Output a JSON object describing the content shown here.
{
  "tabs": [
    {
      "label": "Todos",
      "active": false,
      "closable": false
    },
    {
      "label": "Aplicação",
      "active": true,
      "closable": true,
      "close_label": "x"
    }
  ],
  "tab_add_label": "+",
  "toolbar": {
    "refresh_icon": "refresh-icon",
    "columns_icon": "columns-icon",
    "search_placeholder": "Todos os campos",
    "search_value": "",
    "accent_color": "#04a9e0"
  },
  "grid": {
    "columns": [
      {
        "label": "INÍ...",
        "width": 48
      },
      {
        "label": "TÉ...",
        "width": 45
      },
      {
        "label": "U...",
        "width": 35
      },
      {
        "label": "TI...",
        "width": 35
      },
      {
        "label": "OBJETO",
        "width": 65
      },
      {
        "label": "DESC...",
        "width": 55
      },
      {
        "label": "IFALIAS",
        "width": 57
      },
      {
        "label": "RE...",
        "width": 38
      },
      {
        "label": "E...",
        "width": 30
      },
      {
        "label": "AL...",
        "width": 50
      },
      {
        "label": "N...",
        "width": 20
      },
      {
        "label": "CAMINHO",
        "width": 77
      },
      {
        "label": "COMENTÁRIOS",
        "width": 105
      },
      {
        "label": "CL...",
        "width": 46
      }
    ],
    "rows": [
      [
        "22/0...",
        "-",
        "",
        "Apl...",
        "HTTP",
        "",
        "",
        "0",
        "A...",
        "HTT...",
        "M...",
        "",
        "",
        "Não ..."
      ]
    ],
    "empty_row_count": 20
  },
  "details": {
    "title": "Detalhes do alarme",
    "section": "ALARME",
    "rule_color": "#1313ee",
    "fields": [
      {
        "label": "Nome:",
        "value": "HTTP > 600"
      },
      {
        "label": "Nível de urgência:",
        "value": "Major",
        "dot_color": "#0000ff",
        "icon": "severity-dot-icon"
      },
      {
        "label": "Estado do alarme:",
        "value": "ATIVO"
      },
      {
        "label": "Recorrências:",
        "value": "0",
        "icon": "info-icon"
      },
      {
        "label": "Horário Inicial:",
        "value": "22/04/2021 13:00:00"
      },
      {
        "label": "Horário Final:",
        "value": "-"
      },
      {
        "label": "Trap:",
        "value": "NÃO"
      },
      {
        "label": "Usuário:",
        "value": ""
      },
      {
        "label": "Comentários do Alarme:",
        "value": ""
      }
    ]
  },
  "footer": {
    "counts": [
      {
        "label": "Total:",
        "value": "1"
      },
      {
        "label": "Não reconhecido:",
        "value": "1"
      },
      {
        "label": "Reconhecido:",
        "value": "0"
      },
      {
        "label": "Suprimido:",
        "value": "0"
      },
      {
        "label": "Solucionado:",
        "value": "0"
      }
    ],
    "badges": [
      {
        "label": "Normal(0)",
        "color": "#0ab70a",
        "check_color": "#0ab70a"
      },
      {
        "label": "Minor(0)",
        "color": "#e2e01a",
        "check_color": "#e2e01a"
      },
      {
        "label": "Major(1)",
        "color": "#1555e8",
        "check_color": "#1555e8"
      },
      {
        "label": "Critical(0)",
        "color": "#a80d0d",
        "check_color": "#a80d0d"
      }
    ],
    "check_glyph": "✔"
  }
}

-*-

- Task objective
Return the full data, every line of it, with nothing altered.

- Response to the exercise
Output a JSON object describing the content shown here.
{
  "tabs": [
    {
      "label": "Todos",
      "active": false,
      "closable": false
    },
    {
      "label": "Aplicação",
      "active": true,
      "closable": true,
      "close_label": "x"
    }
  ],
  "tab_add_label": "+",
  "toolbar": {
    "refresh_icon": "refresh-icon",
    "columns_icon": "columns-icon",
    "search_placeholder": "Todos os campos",
    "search_value": "",
    "accent_color": "#04a9e0"
  },
  "grid": {
    "columns": [
      {
        "label": "INÍ...",
        "width": 48
      },
      {
        "label": "TÉ...",
        "width": 45
      },
      {
        "label": "U...",
        "width": 35
      },
      {
        "label": "TI...",
        "width": 35
      },
      {
        "label": "OBJETO",
        "width": 65
      },
      {
        "label": "DESC...",
        "width": 55
      },
      {
        "label": "IFALIAS",
        "width": 57
      },
      {
        "label": "RE...",
        "width": 38
      },
      {
        "label": "E...",
        "width": 30
      },
      {
        "label": "AL...",
        "width": 50
      },
      {
        "label": "N...",
        "width": 20
      },
      {
        "label": "CAMINHO",
        "width": 77
      },
      {
        "label": "COMENTÁRIOS",
        "width": 105
      },
      {
        "label": "CL...",
        "width": 46
      }
    ],
    "rows": [
      [
        "22/0...",
        "-",
        "",
        "Apl...",
        "HTTP",
        "",
        "",
        "0",
        "A...",
        "HTT...",
        "M...",
        "",
        "",
        "Não ..."
      ]
    ],
    "empty_row_count": 20
  },
  "details": {
    "title": "Detalhes do alarme",
    "section": "ALARME",
    "rule_color": "#1313ee",
    "fields": [
      {
        "label": "Nome:",
        "value": "HTTP > 600"
      },
      {
        "label": "Nível de urgência:",
        "value": "Major",
        "dot_color": "#0000ff",
        "icon": "severity-dot-icon"
      },
      {
        "label": "Estado do alarme:",
        "value": "ATIVO"
      },
      {
        "label": "Recorrências:",
        "value": "0",
        "icon": "info-icon"
      },
      {
        "label": "Horário Inicial:",
        "value": "22/04/2021 13:00:00"
      },
      {
        "label": "Horário Final:",
        "value": "-"
      },
      {
        "label": "Trap:",
        "value": "NÃO"
      },
      {
        "label": "Usuário:",
        "value": ""
      },
      {
        "label": "Comentários do Alarme:",
        "value": ""
      }
    ]
  },
  "footer": {
    "counts": [
      {
        "label": "Total:",
        "value": "1"
      },
      {
        "label": "Não reconhecido:",
        "value": "1"
      },
      {
        "label": "Reconhecido:",
        "value": "0"
      },
      {
        "label": "Suprimido:",
        "value": "0"
      },
      {
        "label": "Solucionado:",
        "value": "0"
      }
    ],
    "badges": [
      {
        "label": "Normal(0)",
        "color": "#0ab70a",
        "check_color": "#0ab70a"
      },
      {
        "label": "Minor(0)",
        "color": "#e2e01a",
        "check_color": "#e2e01a"
      },
      {
        "label": "Major(1)",
        "color": "#1555e8",
        "check_color": "#1555e8"
      },
      {
        "label": "Critical(0)",
        "color": "#a80d0d",
        "check_color": "#a80d0d"
      }
    ],
    "check_glyph": "✔"
  }
}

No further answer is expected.